One parallel between rap and jazz is the improvisational nature of both genres. In jazz, musicians often improvise their solos, taking cues from the melody and harmony of the song, as well as the other musicians they are playing with. Similarly, in rap, MCs often freestyle or improvise their rhymes, drawing inspiration from the beat and the energy of the crowd.
Another parallel between rap and jazz is the use of sampling. Jazz musicians have been using samples for decades, taking snippets of other songs and incorporating them into their own compositions. Similarly, in rap, producers often sample other songs, using them as the basis for their beats.
Both rap and jazz have also been known for their political and social commentary. In jazz, musicians like Louis Armstrong and Duke Ellington used their music to address issues of race and inequality. In rap, artists like Public Enemy and Tupac Shakur have used their lyrics to address similar issues, such as police brutality and racism.

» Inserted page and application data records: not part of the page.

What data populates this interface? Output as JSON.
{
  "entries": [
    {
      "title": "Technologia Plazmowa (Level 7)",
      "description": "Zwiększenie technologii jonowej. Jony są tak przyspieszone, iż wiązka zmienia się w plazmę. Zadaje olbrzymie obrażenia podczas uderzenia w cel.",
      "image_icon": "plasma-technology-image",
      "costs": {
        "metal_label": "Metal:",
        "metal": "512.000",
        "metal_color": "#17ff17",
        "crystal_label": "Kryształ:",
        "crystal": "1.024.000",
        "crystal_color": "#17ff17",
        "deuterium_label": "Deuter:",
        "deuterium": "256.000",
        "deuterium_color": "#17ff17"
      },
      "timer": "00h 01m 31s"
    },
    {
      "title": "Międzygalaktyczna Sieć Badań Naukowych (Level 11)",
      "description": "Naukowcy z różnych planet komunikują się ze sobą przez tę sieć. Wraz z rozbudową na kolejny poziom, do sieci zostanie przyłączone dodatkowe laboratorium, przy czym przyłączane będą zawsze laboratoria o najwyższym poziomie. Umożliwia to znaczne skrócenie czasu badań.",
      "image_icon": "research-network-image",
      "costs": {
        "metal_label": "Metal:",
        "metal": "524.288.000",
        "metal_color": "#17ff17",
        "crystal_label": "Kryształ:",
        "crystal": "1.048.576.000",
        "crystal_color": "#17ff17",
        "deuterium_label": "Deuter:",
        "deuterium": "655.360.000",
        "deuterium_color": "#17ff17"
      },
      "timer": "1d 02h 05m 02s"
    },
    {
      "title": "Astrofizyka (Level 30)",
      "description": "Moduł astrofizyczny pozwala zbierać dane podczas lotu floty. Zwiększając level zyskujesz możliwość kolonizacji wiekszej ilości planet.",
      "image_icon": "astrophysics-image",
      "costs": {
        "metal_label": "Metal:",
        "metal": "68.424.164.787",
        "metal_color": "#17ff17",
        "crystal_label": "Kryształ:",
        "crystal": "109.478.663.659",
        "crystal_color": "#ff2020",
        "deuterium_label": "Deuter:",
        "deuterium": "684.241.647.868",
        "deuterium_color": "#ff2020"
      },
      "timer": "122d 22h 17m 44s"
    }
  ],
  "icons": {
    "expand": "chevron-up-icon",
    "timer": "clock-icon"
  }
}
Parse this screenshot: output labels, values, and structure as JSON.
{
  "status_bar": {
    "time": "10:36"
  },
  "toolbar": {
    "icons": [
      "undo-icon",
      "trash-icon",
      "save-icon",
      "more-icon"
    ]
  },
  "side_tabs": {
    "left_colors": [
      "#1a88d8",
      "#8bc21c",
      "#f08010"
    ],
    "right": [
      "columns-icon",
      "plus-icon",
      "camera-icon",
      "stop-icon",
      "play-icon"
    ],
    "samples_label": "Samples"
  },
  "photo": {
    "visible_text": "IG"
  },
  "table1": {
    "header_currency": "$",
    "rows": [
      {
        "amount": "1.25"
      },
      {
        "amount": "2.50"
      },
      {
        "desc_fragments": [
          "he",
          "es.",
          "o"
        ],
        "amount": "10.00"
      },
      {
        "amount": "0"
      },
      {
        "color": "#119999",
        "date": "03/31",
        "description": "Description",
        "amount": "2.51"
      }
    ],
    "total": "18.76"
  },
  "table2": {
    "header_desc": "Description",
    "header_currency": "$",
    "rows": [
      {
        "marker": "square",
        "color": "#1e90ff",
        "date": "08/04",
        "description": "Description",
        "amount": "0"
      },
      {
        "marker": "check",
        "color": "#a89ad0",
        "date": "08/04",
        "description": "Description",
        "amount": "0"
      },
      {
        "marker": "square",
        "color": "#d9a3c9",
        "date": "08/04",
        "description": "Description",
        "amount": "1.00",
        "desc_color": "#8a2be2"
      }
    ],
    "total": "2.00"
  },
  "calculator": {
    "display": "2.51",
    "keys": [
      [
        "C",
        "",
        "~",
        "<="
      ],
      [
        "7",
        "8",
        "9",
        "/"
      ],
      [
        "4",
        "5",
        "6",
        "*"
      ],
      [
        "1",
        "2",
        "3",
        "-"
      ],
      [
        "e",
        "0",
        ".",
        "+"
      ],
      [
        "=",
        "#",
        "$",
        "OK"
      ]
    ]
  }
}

Finally, both rap and jazz have been known for their innovation and experimentation. Jazz musicians have been pushing the boundaries of music for over a century, incorporating new sounds and techniques into their compositions. Similarly, in rap, producers and MCs have been constantly pushing the boundaries of the genre, experimenting with new sounds and styles.
- "The Improvisational Nature of Jazz." Jazz in America. http://www.jazzinamerica.org/LessonPlan/6/1/259

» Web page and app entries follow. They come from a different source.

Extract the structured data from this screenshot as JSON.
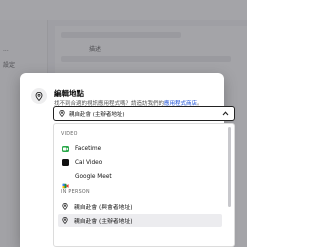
{
  "background": {
    "frag1": "...",
    "frag2": "設定",
    "frag3": "描述"
  },
  "modal": {
    "title": "編輯地點",
    "subtitle_text": "找不到合適的視訊應用程式嗎？請造訪我們的",
    "subtitle_link": "應用程式商店",
    "subtitle_end": "。"
  },
  "select": {
    "value": "親自赴會 (主辦者地址)"
  },
  "dropdown": {
    "groups": [
      {
        "label": "VIDEO",
        "options": [
          {
            "label": "Facetime",
            "icon": "facetime-icon"
          },
          {
            "label": "Cal Video",
            "icon": "cal-video-icon"
          },
          {
            "label": "Google Meet",
            "icon": "google-meet-icon"
          }
        ]
      },
      {
        "label": "IN PERSON",
        "options": [
          {
            "label": "親自赴會 (與會者地址)",
            "icon": "map-pin-icon"
          },
          {
            "label": "親自赴會 (主辦者地址)",
            "icon": "map-pin-icon",
            "highlighted": true
          }
        ]
      }
    ]
  },
  "colors": {
    "link": "#1a4fd6",
    "overlay": "rgba(90,90,96,0.55)",
    "facetime": "#2aa84a"
  }
}
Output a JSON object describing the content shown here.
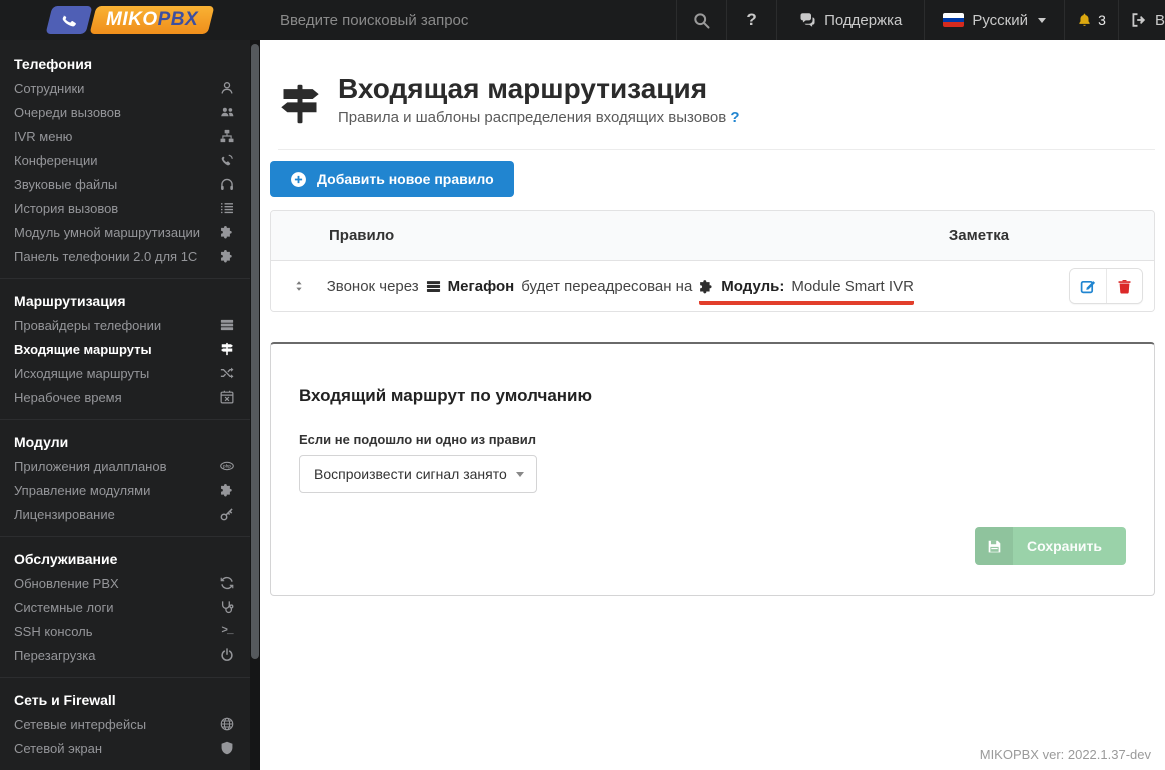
{
  "topbar": {
    "brand_miko": "MIKO",
    "brand_pbx": "PBX",
    "search_placeholder": "Введите поисковый запрос",
    "help_label": "?",
    "support_label": "Поддержка",
    "language_label": "Русский",
    "notifications_count": "3",
    "logout_label": "В"
  },
  "sidebar": {
    "sections": [
      {
        "title": "Телефония",
        "items": [
          {
            "label": "Сотрудники"
          },
          {
            "label": "Очереди вызовов"
          },
          {
            "label": "IVR меню"
          },
          {
            "label": "Конференции"
          },
          {
            "label": "Звуковые файлы"
          },
          {
            "label": "История вызовов"
          },
          {
            "label": "Модуль умной маршрутизации"
          },
          {
            "label": "Панель телефонии 2.0 для 1С"
          }
        ]
      },
      {
        "title": "Маршрутизация",
        "items": [
          {
            "label": "Провайдеры телефонии"
          },
          {
            "label": "Входящие маршруты"
          },
          {
            "label": "Исходящие маршруты"
          },
          {
            "label": "Нерабочее время"
          }
        ]
      },
      {
        "title": "Модули",
        "items": [
          {
            "label": "Приложения диалпланов"
          },
          {
            "label": "Управление модулями"
          },
          {
            "label": "Лицензирование"
          }
        ]
      },
      {
        "title": "Обслуживание",
        "items": [
          {
            "label": "Обновление PBX"
          },
          {
            "label": "Системные логи"
          },
          {
            "label": "SSH консоль"
          },
          {
            "label": "Перезагрузка"
          }
        ]
      },
      {
        "title": "Сеть и Firewall",
        "items": [
          {
            "label": "Сетевые интерфейсы"
          },
          {
            "label": "Сетевой экран"
          }
        ]
      }
    ]
  },
  "main": {
    "header": {
      "title": "Входящая маршрутизация",
      "subtitle": "Правила и шаблоны распределения входящих вызовов",
      "help": "?"
    },
    "add_button_label": "Добавить новое правило",
    "table": {
      "columns": [
        "Правило",
        "Заметка"
      ],
      "rule": {
        "text_before": "Звонок через",
        "provider": "Мегафон",
        "text_middle": "будет переадресован на",
        "dest_label": "Модуль:",
        "dest_value": "Module Smart IVR"
      }
    },
    "default_route": {
      "title": "Входящий маршрут по умолчанию",
      "field_label": "Если не подошло ни одно из правил",
      "select_value": "Воспроизвести сигнал занято",
      "save_label": "Сохранить"
    },
    "footer_version": "MIKOPBX ver: 2022.1.37-dev"
  },
  "colors": {
    "accent_blue": "#2185d0",
    "danger_red": "#db2828",
    "underline_red": "#e23e2b",
    "bell_gold": "#dda910",
    "save_green_disabled": "#9ad2a9",
    "flag_white": "#ffffff",
    "flag_blue": "#0039a6",
    "flag_red": "#d52b1e"
  }
}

- "Sampling in Jazz Music." Jazz-Soul-Blues-Gospel. http://www.jazz-soul-blues-gospel.com/Sampling-in-Jazz-Music.htm
- "Jazz and Protest: A Concert for Social Justice." NPR Music. https://www.npr.org/2017/08/14/542853232/jazz-and-protest-a-concert-for-social-justice

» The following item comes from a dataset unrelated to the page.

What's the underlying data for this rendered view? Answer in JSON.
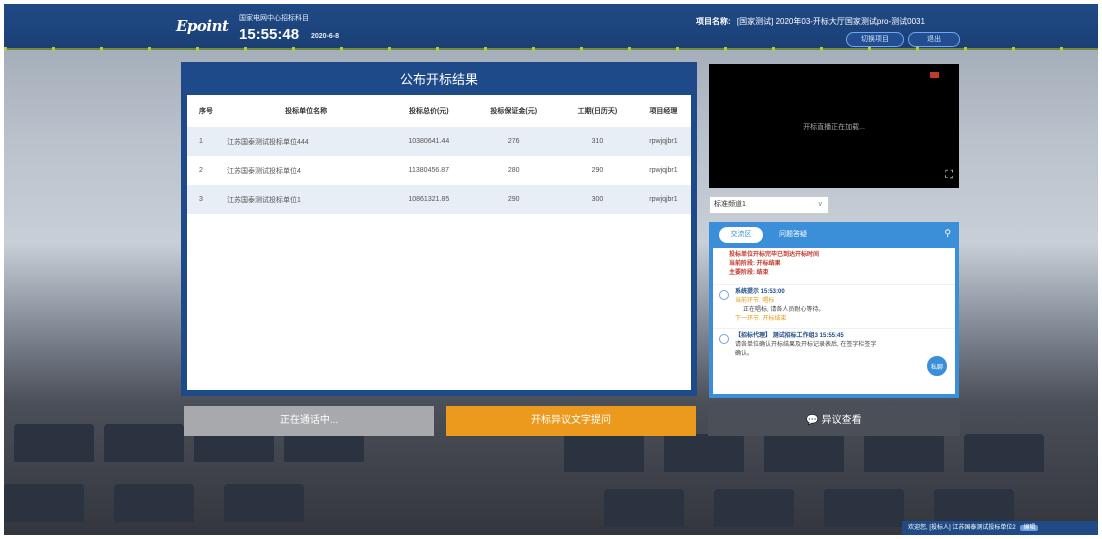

- "The Evolution of Rap." The Guardian. https://www.theguardian.com/music/2019/oct/16/the-evolution-of-rap-music-hip-hop-kendrick-lamar